■ **Work order**
The output should match the data below line for line.

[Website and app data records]
+ + + +
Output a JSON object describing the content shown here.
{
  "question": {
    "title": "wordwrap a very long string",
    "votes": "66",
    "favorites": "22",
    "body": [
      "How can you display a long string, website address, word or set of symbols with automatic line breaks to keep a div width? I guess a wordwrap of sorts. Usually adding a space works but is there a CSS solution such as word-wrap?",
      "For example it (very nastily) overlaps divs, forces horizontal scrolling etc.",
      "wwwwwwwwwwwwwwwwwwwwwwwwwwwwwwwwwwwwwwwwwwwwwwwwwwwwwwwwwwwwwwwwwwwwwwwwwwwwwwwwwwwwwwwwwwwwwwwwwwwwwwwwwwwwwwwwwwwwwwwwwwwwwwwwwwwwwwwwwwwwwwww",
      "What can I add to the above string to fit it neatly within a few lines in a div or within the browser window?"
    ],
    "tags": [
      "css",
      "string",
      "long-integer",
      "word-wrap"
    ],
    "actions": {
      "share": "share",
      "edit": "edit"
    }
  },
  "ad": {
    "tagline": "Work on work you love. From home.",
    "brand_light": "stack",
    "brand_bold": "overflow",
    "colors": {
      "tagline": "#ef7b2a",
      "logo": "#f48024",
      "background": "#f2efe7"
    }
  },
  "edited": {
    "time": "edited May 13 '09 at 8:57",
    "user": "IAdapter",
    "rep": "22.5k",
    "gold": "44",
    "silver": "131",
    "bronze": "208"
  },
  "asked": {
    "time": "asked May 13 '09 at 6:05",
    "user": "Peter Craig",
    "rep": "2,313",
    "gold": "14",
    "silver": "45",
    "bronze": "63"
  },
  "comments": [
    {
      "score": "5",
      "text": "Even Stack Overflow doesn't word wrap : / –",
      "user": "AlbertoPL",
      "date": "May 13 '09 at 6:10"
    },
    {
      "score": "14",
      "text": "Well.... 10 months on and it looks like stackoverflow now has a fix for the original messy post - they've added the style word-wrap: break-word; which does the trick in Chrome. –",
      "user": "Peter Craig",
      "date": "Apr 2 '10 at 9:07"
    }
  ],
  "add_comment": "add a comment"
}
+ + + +
■ **Exercise result**
Output a JSON object describing the content shown here.
{
  "question": {
    "title": "wordwrap a very long string",
    "votes": "66",
    "favorites": "22",
    "body": [
      "How can you display a long string, website address, word or set of symbols with automatic line breaks to keep a div width? I guess a wordwrap of sorts. Usually adding a space works but is there a CSS solution such as word-wrap?",
      "For example it (very nastily) overlaps divs, forces horizontal scrolling etc.",
      "wwwwwwwwwwwwwwwwwwwwwwwwwwwwwwwwwwwwwwwwwwwwwwwwwwwwwwwwwwwwwwwwwwwwwwwwwwwwwwwwwwwwwwwwwwwwwwwwwwwwwwwwwwwwwwwwwwwwwwwwwwwwwwwwwwwwwwwwwwwwwwww",
      "What can I add to the above string to fit it neatly within a few lines in a div or within the browser window?"
    ],
    "tags": [
      "css",
      "string",
      "long-integer",
      "word-wrap"
    ],
    "actions": {
      "share": "share",
      "edit": "edit"
    }
  },
  "ad": {
    "tagline": "Work on work you love. From home.",
    "brand_light": "stack",
    "brand_bold": "overflow",
    "colors": {
      "tagline": "#ef7b2a",
      "logo": "#f48024",
      "background": "#f2efe7"
    }
  },
  "edited": {
    "time": "edited May 13 '09 at 8:57",
    "user": "IAdapter",
    "rep": "22.5k",
    "gold": "44",
    "silver": "131",
    "bronze": "208"
  },
  "asked": {
    "time": "asked May 13 '09 at 6:05",
    "user": "Peter Craig",
    "rep": "2,313",
    "gold": "14",
    "silver": "45",
    "bronze": "63"
  },
  "comments": [
    {
      "score": "5",
      "text": "Even Stack Overflow doesn't word wrap : / –",
      "user": "AlbertoPL",
      "date": "May 13 '09 at 6:10"
    },
    {
      "score": "14",
      "text": "Well.... 10 months on and it looks like stackoverflow now has a fix for the original messy post - they've added the style word-wrap: break-word; which does the trick in Chrome. –",
      "user": "Peter Craig",
      "date": "Apr 2 '10 at 9:07"
    }
  ],
  "add_comment": "add a comment"
}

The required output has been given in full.